The group’s fleet of medical vans has been pressed into service to transport injured civilians to hospitals that can treat complex cases, and to deliver essential supplies for daily living.
U.S. officials say they have been impressed with the attitude of the Ukrainians, which evokes the tenacity of Britons during the London Blitz in World War II.
“Going into the war, I think we assumed the services would probably not be working anymore, and we completely understood,” said Ryan Keating, a CDC epidemiologist overseeing AIDS prevention and treatment assistance for Ukraine. But “in most cases throughout the country our partners have continued to work every day.”
Keating tells of a nurse at a clinic in one hard-hit city, who when the air raid siren sounded, scooped up the HIV medicines first and then hustled to the bomb shelter. Health care staff continued to communicate with clients from the bomb shelter.
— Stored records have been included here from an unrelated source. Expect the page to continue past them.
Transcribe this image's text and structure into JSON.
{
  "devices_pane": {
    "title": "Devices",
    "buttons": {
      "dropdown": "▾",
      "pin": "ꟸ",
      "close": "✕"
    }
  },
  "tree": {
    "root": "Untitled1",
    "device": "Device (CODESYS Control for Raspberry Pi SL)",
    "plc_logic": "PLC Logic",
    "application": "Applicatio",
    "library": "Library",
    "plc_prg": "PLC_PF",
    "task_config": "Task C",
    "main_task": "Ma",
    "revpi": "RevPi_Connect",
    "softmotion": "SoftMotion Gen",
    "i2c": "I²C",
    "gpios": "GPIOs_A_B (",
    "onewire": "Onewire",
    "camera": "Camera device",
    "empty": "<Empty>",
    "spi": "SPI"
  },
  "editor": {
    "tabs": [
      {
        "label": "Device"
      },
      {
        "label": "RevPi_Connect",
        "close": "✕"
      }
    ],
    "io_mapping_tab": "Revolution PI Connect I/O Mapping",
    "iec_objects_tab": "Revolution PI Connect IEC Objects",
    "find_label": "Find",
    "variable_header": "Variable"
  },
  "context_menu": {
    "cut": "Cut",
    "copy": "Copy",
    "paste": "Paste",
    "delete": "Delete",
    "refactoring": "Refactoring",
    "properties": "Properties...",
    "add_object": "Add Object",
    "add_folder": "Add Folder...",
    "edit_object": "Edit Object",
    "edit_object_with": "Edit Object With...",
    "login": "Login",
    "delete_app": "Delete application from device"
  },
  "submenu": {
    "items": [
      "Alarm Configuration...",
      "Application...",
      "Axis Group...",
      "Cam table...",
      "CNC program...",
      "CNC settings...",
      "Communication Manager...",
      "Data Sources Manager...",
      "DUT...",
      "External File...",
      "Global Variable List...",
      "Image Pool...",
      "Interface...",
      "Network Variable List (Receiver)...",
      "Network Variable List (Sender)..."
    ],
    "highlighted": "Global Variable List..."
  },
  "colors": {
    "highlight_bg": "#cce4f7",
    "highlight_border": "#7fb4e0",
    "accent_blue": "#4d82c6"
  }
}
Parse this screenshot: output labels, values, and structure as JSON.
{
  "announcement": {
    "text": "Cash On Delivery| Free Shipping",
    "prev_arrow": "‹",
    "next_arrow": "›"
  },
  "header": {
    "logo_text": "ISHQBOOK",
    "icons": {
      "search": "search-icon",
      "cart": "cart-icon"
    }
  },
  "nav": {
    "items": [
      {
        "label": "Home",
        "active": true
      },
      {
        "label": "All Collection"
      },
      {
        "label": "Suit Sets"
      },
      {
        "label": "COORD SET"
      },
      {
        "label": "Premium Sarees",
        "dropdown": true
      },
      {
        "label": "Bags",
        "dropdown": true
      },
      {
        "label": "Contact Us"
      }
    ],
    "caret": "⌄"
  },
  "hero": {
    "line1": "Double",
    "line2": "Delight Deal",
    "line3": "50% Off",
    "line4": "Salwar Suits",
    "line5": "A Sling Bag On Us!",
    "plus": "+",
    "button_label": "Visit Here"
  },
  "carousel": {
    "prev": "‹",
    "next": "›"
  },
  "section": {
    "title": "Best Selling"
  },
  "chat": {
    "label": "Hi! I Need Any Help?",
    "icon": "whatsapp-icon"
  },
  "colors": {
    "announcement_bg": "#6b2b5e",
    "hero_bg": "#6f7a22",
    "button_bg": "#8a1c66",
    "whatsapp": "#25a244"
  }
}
For the Alliance, every day turns into a test. The group has lost contact with clients in Mariupol, which has a large population of HIV patients. That coastal city has been relentlessly pummeled by the Russians, and reports indicate much of it is reduced to rubble. An Alliance medical van was destroyed during a bombardment, Klepikov said.
Normal patterns of communication between clients and their caseworkers and clinicians have been severely disrupted. A clinic or office may be closed. Patients may have moved to safer areas. Messaging apps and online forums have filled some of the gaps, much as telehealth became the fallback in the United States during the first wave of the coronavirus pandemic.
A website supported by the Alliance has become a place for patients to seek counseling for the trauma of war. According to one of the group’s periodic situation reports, the top concerns of patients are acute stress, strong anxiety mixed with sadness, fear of death, guilt after evacuating to a safer area, and guilt about not doing enough.
“The importance of this work increases substantially in the context of war,” said Klepikov, who holds a doctorate in philosophy.
The U.S. has a long-standing relationship with the Ukrainian group through a program called the President’s Emergency Plan for AIDS Relief.
Efforts are underway to restock Ukraine’s supply of medicines, said Dr. Ezra Barzilay, CDC’s country director for Ukraine. Antiretroviral drugs are used to treat HIV, and medicines such as buprenorphine and methadone are used for opioid addiction. Two Ukrainian factories that made drugs to treat opioid addiction have been attacked.
HIV and opioid addiction are related medical problems because the virus that causes AIDS can be transmitted by infected needles used to inject drugs. The Alliance estimates that 100,000 Ukrainians living with HIV are in cities and districts impacted by the Russian invasion. At the time the war started, more than 17,000 patients with opioid addiction were receiving treatment.
“Having the drugs in country doesn’t necessarily make it work,” Barzilay said. “You could have thousands of pills in one city and the city next door may not have access. They’re moving drugs by car from location to location.”
Program director Klepikov said he remembers a long-ago event with the U.S. ambassador to kick off American support for his organization. “I’m worried that what we’ve achieved in 21 years can be destroyed in days because of the Russian aggression in Ukraine.”
President Joe Biden’s health secretary, Xavier Becerra, said the Health and Human Services Department is coordinating with the State Department to deliver medical supplies to Ukraine, and is preparing to help resettle Ukrainian refugees. “We want to be there,” Becerra told The Associated Press. “At HHS, we have a role to play as well.”